and Emmanuel Levinas, has written a number of trenchant essays whose common theme is to attack the false premises on which the supposed 'liberties' of the modern individual have been based. After a series of works on Jewish identity and memory, he achieved notoriety principally for his attack on modernity in The Undoing of Thought (La Défaite de la pensée). Here he develops his critique of postmodern culture, reflecting a major concern of his (shared with several contemporary intellectuals) that 'non-thought' threatens the continuity of French cultural identity.
Flammarion was founded in 1876 by the publisher Ernest Flammarion (1846-1936). Among the popular authors it launched were Daudet, Zola, Gyp and, later, Henri Troyat and Guy des Cars. It publishes novels, academic works and art books, as well as affordable and popular collections such as 'J'ai lu' (3,850 titles 1958-94), 'Père Castor' (for children) and 'GF-Flammarion' (600 titles of French literature).
See also: publishing/l'édition
The word folklore in French, as its derivative folklorique attests, has always had a derogatory connotation. Music scholars would preferably refer to musique traditionnelle or musique ethnique. This domain extends to chansons. French folk-song's heritage is rich and its diversity reflects France's geographical and linguistic variety. If this heritage still nourishes the collective mentality through familial, parochial and educational channels (sea shanties, Christmas carols, drinking songs, lullabies, etc. from different regions), the creative sources of new folk-songs are more likely to be found at the periphery: Brittany, Basque and Occitan country, Alsace.

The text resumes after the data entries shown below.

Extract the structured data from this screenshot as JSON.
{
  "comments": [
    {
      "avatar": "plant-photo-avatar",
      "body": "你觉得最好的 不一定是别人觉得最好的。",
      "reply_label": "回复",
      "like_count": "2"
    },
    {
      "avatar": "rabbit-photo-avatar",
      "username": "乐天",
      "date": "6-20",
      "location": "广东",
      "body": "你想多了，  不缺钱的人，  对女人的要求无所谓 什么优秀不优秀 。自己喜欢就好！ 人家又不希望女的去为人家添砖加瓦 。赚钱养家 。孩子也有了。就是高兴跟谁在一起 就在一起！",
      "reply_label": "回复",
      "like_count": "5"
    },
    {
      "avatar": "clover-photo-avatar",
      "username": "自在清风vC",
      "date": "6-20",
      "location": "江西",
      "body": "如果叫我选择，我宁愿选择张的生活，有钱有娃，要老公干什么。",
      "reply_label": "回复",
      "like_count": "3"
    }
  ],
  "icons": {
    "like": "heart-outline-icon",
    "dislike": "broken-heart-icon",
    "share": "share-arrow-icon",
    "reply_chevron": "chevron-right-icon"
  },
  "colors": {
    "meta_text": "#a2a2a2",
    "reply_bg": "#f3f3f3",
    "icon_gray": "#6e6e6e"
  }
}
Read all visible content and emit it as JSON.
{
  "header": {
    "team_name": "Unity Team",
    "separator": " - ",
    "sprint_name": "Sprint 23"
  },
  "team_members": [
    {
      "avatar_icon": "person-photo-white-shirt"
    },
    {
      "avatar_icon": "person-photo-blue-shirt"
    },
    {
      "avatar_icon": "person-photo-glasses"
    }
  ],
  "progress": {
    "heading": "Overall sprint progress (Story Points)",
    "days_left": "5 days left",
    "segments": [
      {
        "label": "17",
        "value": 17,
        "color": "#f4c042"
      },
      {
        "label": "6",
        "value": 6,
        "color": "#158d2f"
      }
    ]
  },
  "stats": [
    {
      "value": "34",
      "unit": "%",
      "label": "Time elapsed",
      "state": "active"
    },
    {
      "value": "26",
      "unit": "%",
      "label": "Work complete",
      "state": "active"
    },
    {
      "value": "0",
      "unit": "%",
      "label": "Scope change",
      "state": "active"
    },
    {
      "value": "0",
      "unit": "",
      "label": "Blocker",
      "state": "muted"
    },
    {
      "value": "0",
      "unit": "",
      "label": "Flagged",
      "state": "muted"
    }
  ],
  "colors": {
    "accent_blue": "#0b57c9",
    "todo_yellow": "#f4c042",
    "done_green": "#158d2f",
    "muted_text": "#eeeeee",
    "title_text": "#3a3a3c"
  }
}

The folk music revival in the 1960s and 1970s coincided with the creation, under Malraux of the maisons de la culture. After the events of May 1968, folk music's green messages appealed to the generation of soixante-huitards (literally 'sixty-eighters'; young people who followed for a while the ecological and libertarian ideal, away from consumer society). Their audience was also exposed to Bob Dylan, Joan Baez and Leonard Cohen, as well as to the country-and-western repertoire through Hugues Aufray, who specialized in adapting them in French. Folk clubs appeared everywhere.
The folk group of the period was Malicorne, formed in 1974 by a whole group of musicians who mastered traditional instruments (spinet, dulcimer, hurdy-gurdy), while at the same time introducing modern arrangements. Their best album was Almanack, and they triumphed at the Cambridge Folk Festival